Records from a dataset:
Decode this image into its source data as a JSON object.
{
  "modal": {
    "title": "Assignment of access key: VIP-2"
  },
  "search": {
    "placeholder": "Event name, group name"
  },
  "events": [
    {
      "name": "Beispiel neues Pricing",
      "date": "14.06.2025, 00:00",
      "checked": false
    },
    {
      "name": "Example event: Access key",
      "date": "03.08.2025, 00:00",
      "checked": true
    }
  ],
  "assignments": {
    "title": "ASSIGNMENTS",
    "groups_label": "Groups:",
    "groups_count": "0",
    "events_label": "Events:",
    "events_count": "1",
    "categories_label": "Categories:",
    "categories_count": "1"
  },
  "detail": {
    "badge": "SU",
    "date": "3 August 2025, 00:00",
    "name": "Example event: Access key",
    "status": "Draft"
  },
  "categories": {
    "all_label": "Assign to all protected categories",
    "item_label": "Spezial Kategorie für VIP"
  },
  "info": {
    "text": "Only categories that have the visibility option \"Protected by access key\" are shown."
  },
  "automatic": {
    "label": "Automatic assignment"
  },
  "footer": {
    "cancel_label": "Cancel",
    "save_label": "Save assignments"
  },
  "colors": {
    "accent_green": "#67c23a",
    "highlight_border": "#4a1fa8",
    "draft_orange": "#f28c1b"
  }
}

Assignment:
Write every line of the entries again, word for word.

Written reply:
Decode this image into its source data as a JSON object.
{
  "modal": {
    "title": "Assignment of access key: VIP-2"
  },
  "search": {
    "placeholder": "Event name, group name"
  },
  "events": [
    {
      "name": "Beispiel neues Pricing",
      "date": "14.06.2025, 00:00",
      "checked": false
    },
    {
      "name": "Example event: Access key",
      "date": "03.08.2025, 00:00",
      "checked": true
    }
  ],
  "assignments": {
    "title": "ASSIGNMENTS",
    "groups_label": "Groups:",
    "groups_count": "0",
    "events_label": "Events:",
    "events_count": "1",
    "categories_label": "Categories:",
    "categories_count": "1"
  },
  "detail": {
    "badge": "SU",
    "date": "3 August 2025, 00:00",
    "name": "Example event: Access key",
    "status": "Draft"
  },
  "categories": {
    "all_label": "Assign to all protected categories",
    "item_label": "Spezial Kategorie für VIP"
  },
  "info": {
    "text": "Only categories that have the visibility option \"Protected by access key\" are shown."
  },
  "automatic": {
    "label": "Automatic assignment"
  },
  "footer": {
    "cancel_label": "Cancel",
    "save_label": "Save assignments"
  },
  "colors": {
    "accent_green": "#67c23a",
    "highlight_border": "#4a1fa8",
    "draft_orange": "#f28c1b"
  }
}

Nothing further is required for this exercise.